The former Smallville star would eventually plead guilty to the racketeering and racketeering conspiracy charges in 2019 when she admitted that her role in the extortion and forced labor carried out by NXIVM. According to the Albany Times Union, Keith Raniere went to trial in May 2019 and was found guilty a month later on all of the charges, including the sexual exploitation of a child, sex trafficking, identity theft, forced labor, and various other counts related to the group's operations. He is currently awaiting sentencing. Salzman also pleaded guilty to racketeering criminal conspiracy in March 2019.
The Vow Docuseries Footage Originally Started As A Form Of Self-Protection For Former Members
The story of NXIVM, its victims, and the high-ranking members who carried out the abuses over the years will be told over the course of the nine-episode The Vow which has already premiered on HBO. But the original idea for the docuseries originally started out fairly small as former member Sarah Edmondson told RollingStone in August 2020:
At the beginning, we wanted to document what we were doing, because we were certain Clare [Bronfman] was going to sue us, and we wanted to have everything on tape. It was self-protective. And then it morphed into, 'Wow, this is crazy, we need to document this.'

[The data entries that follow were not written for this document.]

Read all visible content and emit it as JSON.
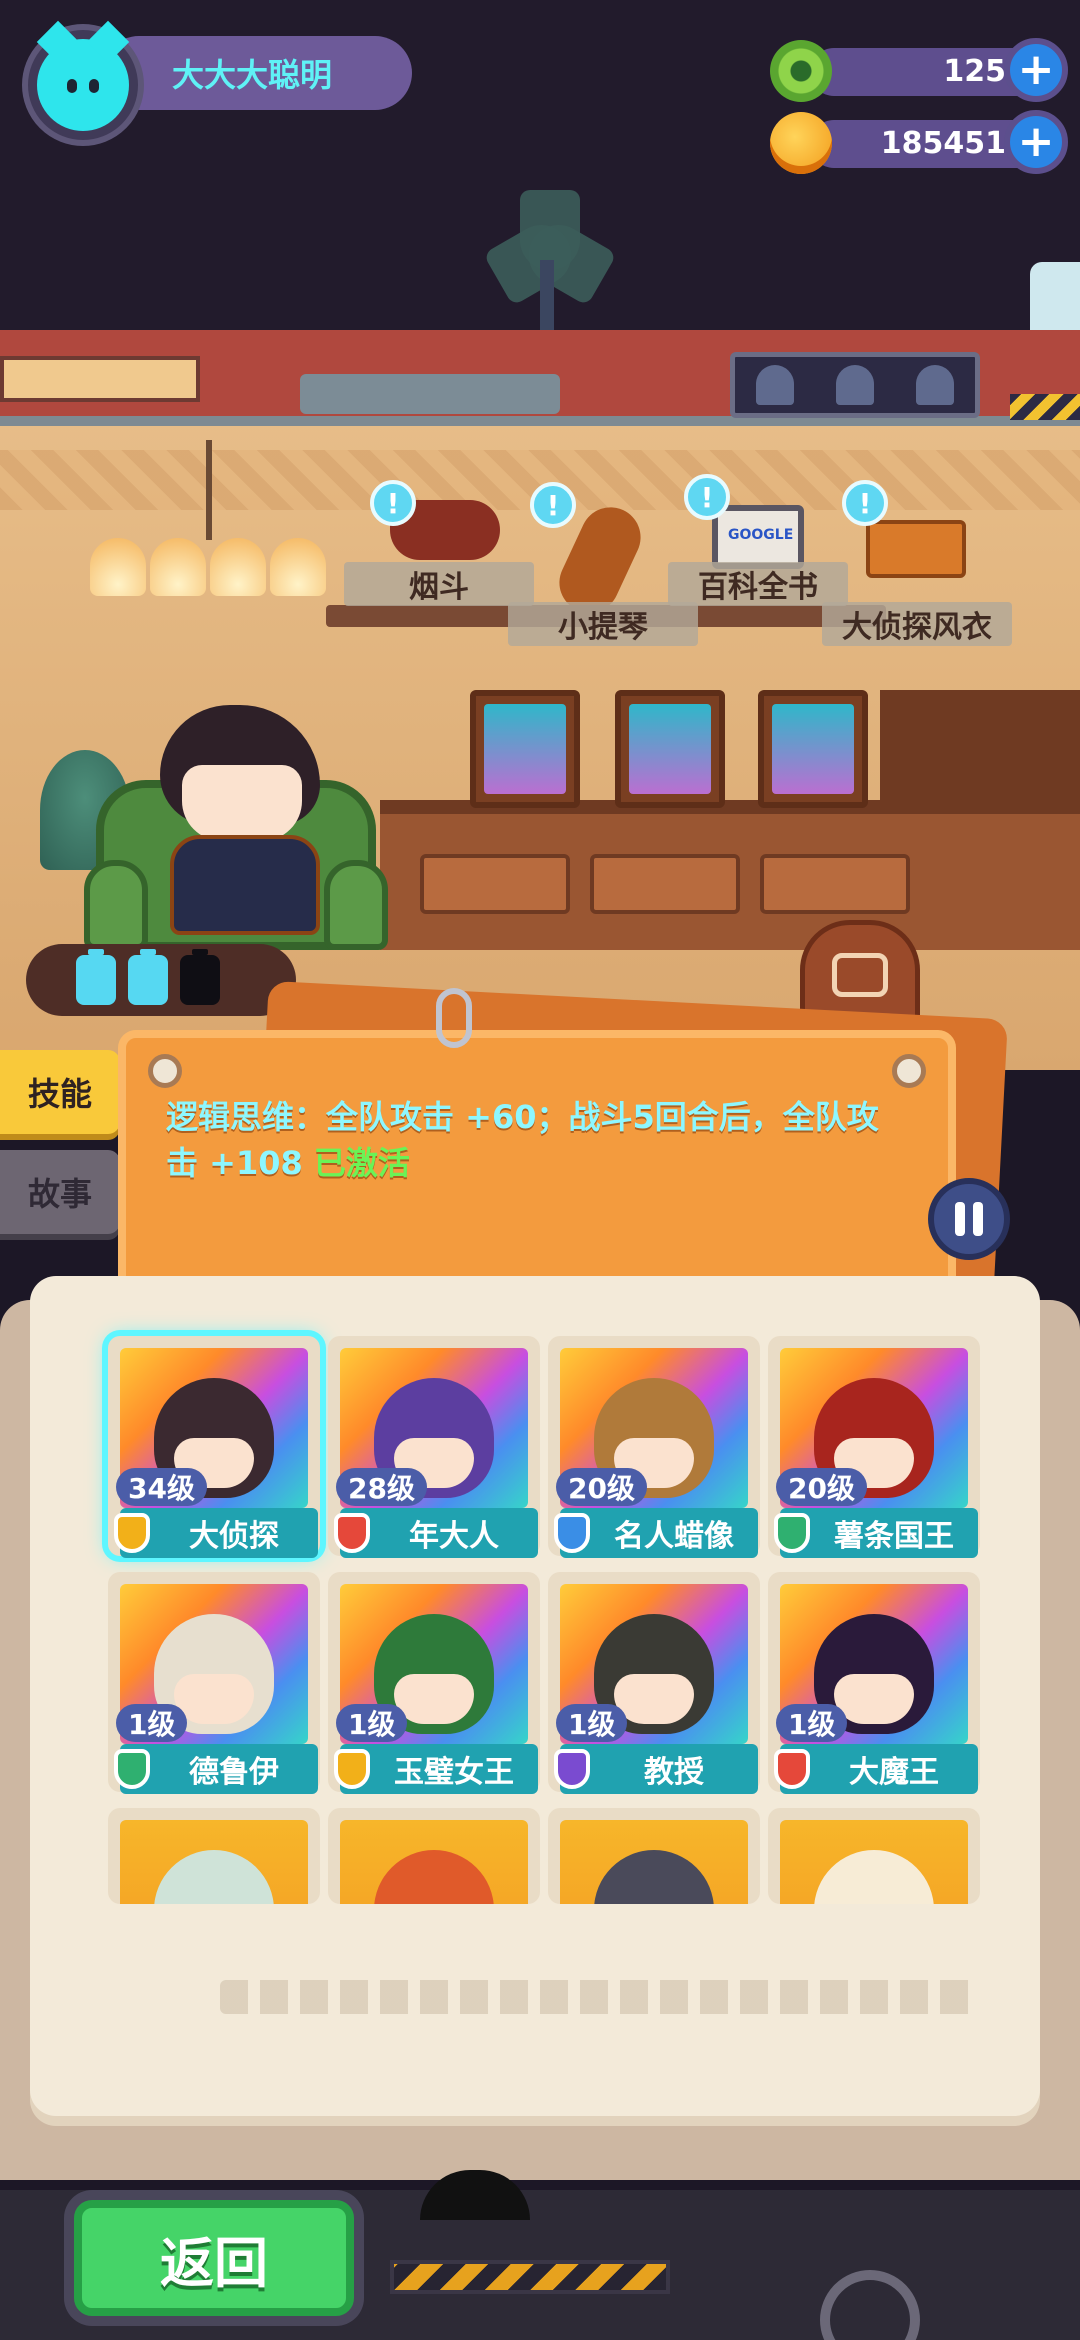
{
  "player": {
    "name": "大大大聪明"
  },
  "currencies": [
    {
      "icon": "donut-coin-icon",
      "value": "125"
    },
    {
      "icon": "planet-coin-icon",
      "value": "185451"
    }
  ],
  "room_items": [
    {
      "label": "烟斗",
      "icon": "pipe-icon"
    },
    {
      "label": "小提琴",
      "icon": "violin-icon"
    },
    {
      "label": "百科全书",
      "icon": "laptop-icon",
      "screen_text": "GOOGLE"
    },
    {
      "label": "大侦探风衣",
      "icon": "coat-icon"
    }
  ],
  "energy": {
    "filled": 2,
    "total": 3
  },
  "side_tabs": {
    "skill": "技能",
    "story": "故事"
  },
  "skill": {
    "text": "逻辑思维：全队攻击 +60；战斗5回合后，全队攻击 +108",
    "status": "已激活"
  },
  "characters": [
    {
      "level": "34级",
      "name": "大侦探",
      "badge_color": "#f2b019",
      "hair": "#3b2930",
      "selected": true
    },
    {
      "level": "28级",
      "name": "年大人",
      "badge_color": "#e5483a",
      "hair": "#5c3ea0",
      "selected": false
    },
    {
      "level": "20级",
      "name": "名人蜡像",
      "badge_color": "#3a8ee6",
      "hair": "#b07a3a",
      "selected": false
    },
    {
      "level": "20级",
      "name": "薯条国王",
      "badge_color": "#2fb070",
      "hair": "#a8251e",
      "selected": false
    },
    {
      "level": "1级",
      "name": "德鲁伊",
      "badge_color": "#2fb070",
      "hair": "#e7dfcf",
      "selected": false
    },
    {
      "level": "1级",
      "name": "玉璧女王",
      "badge_color": "#f2b019",
      "hair": "#2e7a3a",
      "selected": false
    },
    {
      "level": "1级",
      "name": "教授",
      "badge_color": "#7a4bd0",
      "hair": "#3a3a34",
      "selected": false
    },
    {
      "level": "1级",
      "name": "大魔王",
      "badge_color": "#e5483a",
      "hair": "#2a1a3a",
      "selected": false
    },
    {
      "level": "",
      "name": "",
      "badge_color": "",
      "hair": "#cfe3d8",
      "selected": false
    },
    {
      "level": "",
      "name": "",
      "badge_color": "",
      "hair": "#e05a2a",
      "selected": false
    },
    {
      "level": "",
      "name": "",
      "badge_color": "",
      "hair": "#4a4a5a",
      "selected": false
    },
    {
      "level": "",
      "name": "",
      "badge_color": "",
      "hair": "#f7ecd6",
      "selected": false
    }
  ],
  "buttons": {
    "back": "返回"
  },
  "colors": {
    "accent_cyan": "#5ef6ff",
    "panel_orange": "#f39b3e",
    "active_green": "#6bf356"
  }
}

Mark Vicente, a filmmaker who was an early star of NXIVM, starts out the first episode of The Vow basically saying the same thing and that he was going forward with the production so that the world could see what was going on behind the scenes. The documentary series is essentially Vicente and Sarah Edmondson coming to terms with the roles they played in the abuse and how they need to rectify their actions.
New episodes of The Vow air at 9 p.m. EDT on HBO and its various streaming services.